Input data:
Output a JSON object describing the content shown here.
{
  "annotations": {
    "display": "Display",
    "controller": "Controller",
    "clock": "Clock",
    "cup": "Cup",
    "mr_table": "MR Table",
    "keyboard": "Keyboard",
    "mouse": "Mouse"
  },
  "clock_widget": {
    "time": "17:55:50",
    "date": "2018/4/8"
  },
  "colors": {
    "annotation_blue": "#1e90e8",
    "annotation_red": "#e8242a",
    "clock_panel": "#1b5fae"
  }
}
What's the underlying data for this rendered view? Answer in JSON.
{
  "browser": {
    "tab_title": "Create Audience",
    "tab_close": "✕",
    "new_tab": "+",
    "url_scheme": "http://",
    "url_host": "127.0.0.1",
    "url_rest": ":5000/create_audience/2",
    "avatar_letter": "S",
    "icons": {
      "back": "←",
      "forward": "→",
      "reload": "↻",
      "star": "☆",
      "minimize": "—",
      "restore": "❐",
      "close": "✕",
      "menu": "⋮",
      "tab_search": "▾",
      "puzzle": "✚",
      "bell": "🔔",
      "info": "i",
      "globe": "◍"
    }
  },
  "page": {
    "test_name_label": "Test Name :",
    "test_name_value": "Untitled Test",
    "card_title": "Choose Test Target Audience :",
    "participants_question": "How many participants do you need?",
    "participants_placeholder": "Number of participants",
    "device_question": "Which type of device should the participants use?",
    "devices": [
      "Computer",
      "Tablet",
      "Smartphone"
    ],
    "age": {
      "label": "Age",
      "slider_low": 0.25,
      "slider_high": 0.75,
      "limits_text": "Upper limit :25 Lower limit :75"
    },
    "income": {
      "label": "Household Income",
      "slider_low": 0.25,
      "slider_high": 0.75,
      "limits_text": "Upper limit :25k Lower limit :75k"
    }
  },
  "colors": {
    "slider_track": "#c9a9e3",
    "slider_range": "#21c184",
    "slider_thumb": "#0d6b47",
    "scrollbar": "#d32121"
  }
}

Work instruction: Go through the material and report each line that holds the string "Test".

Answer space:
    "test_name_label": "Test Name :",
    "test_name_value": "Untitled Test",
    "card_title": "Choose Test Target Audience :",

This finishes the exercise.